- The data:
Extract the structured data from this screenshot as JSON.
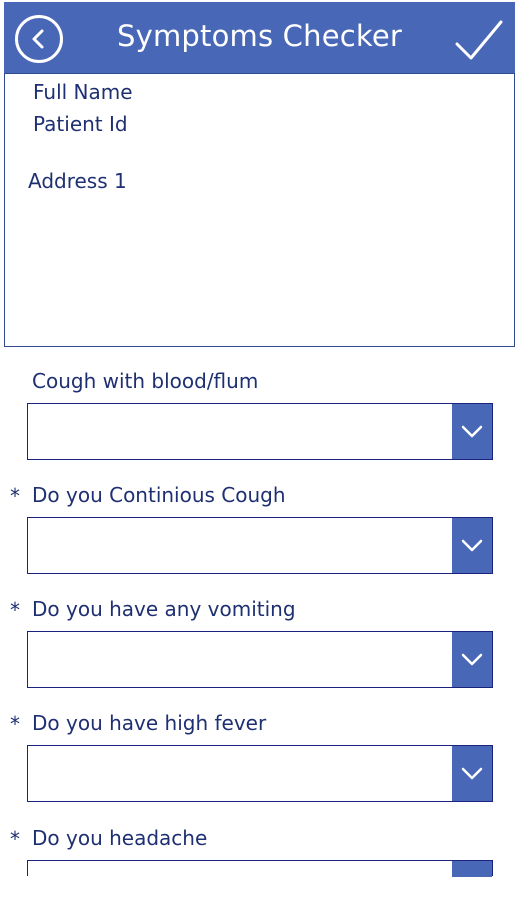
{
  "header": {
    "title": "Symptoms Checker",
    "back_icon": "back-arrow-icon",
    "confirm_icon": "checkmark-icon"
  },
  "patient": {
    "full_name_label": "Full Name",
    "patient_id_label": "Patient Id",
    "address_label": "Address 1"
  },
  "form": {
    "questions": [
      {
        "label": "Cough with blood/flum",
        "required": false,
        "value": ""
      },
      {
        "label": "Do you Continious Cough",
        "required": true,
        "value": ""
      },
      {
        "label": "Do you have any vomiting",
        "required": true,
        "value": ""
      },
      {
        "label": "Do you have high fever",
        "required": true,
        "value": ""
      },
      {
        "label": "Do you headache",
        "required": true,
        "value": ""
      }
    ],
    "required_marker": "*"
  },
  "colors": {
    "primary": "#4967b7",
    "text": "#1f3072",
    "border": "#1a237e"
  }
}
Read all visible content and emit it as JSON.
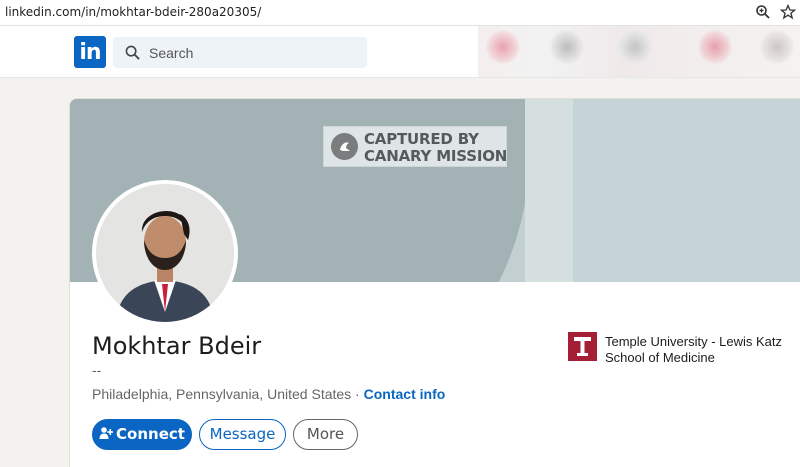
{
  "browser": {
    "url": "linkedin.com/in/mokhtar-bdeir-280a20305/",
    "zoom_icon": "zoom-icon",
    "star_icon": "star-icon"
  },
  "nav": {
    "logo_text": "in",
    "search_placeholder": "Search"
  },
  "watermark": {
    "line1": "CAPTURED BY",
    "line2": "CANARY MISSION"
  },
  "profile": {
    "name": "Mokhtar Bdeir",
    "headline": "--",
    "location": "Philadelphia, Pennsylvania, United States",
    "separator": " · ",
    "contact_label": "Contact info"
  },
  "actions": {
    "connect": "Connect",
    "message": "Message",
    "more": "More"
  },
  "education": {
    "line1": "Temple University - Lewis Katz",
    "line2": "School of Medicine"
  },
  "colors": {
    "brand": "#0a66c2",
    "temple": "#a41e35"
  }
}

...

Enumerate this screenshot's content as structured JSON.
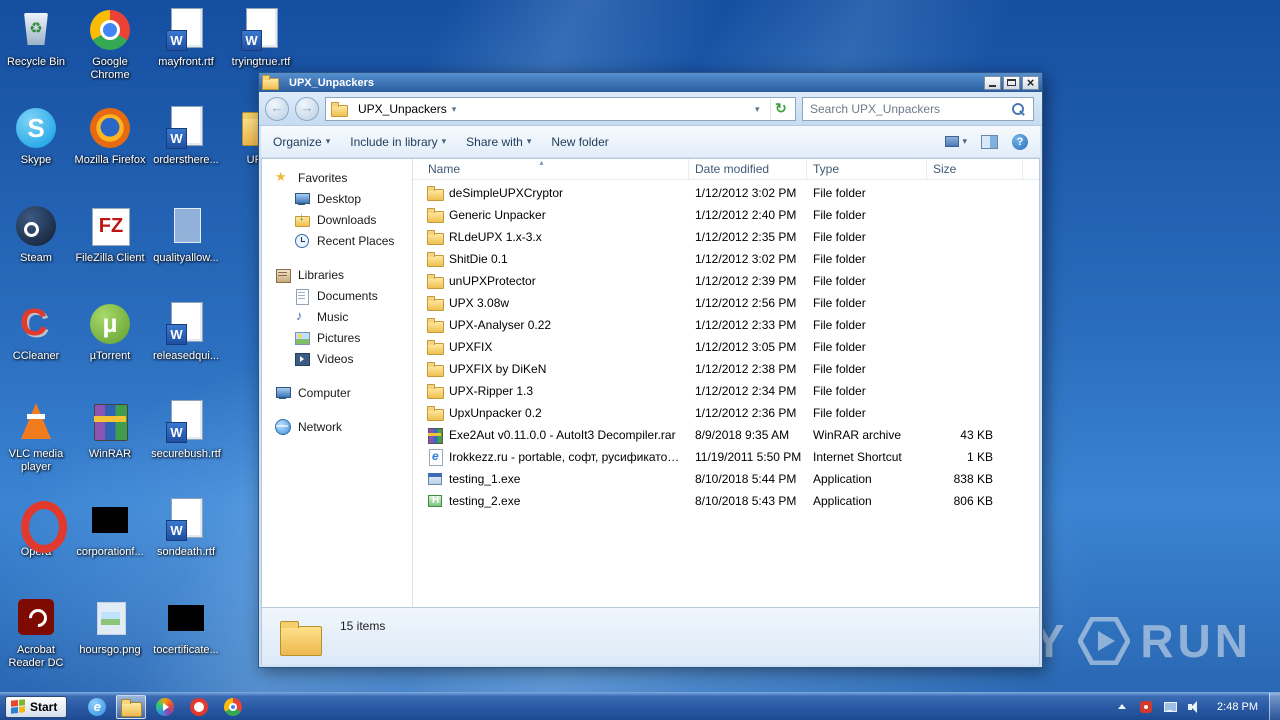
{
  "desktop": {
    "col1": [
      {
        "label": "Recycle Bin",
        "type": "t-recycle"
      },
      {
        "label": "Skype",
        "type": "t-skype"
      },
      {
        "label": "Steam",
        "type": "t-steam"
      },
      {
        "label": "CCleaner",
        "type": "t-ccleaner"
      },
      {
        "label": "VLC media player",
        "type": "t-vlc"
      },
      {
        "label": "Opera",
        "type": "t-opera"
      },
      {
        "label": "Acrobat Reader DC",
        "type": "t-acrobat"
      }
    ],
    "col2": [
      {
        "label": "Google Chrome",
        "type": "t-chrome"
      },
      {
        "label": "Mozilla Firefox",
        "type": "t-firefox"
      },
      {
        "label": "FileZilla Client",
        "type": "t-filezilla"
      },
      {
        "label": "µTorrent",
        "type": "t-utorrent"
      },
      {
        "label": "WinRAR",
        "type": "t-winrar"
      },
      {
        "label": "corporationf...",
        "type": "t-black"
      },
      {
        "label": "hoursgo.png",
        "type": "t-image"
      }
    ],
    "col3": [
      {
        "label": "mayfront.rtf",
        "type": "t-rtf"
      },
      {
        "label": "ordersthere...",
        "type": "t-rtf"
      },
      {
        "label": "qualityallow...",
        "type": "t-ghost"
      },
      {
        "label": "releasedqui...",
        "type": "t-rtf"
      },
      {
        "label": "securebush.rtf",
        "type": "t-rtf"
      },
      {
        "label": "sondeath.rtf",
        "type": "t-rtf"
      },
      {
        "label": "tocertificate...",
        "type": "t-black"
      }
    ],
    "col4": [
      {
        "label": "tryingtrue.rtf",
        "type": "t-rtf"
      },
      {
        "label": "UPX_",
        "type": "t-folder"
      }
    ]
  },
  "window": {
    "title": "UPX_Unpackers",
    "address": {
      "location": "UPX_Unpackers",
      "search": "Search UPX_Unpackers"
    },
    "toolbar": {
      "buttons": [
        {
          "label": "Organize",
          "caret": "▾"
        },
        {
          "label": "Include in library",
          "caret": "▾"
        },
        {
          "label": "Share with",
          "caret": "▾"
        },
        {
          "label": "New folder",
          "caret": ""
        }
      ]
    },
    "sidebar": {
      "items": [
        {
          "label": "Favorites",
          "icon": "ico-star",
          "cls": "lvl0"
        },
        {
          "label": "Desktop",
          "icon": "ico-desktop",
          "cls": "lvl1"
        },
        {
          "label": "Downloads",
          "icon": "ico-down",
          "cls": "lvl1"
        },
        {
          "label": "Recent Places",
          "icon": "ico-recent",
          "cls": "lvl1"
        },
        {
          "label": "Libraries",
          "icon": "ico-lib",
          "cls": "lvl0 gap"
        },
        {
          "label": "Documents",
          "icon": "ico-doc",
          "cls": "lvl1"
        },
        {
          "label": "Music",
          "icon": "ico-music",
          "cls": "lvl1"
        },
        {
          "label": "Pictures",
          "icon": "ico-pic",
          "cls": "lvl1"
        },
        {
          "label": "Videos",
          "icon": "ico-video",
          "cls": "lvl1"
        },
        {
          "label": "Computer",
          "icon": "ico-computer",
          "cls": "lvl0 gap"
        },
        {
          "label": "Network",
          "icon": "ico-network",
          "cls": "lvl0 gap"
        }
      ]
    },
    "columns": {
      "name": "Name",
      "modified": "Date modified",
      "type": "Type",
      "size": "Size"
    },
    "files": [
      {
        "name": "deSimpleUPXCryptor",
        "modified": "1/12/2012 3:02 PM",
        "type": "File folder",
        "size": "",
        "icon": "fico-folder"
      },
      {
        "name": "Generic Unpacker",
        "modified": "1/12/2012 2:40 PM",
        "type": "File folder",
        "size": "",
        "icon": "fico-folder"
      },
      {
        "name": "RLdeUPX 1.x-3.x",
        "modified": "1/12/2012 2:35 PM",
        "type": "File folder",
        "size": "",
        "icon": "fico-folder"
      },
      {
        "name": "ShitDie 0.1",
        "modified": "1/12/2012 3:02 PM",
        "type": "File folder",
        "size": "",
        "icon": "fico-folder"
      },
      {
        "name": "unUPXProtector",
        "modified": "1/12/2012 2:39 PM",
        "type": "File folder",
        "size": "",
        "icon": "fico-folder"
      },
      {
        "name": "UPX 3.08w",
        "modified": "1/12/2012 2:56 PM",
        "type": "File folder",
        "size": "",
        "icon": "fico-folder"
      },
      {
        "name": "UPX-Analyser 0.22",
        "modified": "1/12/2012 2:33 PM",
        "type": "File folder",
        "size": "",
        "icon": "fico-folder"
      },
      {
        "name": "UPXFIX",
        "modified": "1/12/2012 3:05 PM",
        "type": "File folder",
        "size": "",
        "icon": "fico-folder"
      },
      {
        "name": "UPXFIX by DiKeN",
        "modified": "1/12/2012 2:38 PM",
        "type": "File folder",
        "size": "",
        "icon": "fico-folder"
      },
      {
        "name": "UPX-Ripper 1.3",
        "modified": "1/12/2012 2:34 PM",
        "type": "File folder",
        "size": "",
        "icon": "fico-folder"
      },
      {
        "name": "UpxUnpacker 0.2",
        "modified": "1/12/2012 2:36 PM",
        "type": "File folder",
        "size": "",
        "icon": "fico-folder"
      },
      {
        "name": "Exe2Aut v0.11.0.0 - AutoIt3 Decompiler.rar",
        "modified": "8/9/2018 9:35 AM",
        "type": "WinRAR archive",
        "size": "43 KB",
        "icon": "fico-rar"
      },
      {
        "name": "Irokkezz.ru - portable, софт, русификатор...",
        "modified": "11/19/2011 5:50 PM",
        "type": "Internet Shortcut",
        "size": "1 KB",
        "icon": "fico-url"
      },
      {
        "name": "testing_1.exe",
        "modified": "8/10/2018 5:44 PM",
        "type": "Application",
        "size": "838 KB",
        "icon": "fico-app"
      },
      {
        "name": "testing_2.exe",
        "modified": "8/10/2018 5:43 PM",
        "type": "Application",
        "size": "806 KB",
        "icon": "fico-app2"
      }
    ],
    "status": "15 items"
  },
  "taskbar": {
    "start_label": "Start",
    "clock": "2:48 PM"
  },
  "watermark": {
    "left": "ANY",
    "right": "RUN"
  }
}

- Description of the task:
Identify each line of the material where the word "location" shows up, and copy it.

- Output for this task:
    "location": "Philadelphia, Pennsylvania, United States",
      "location": "UPX_Unpackers",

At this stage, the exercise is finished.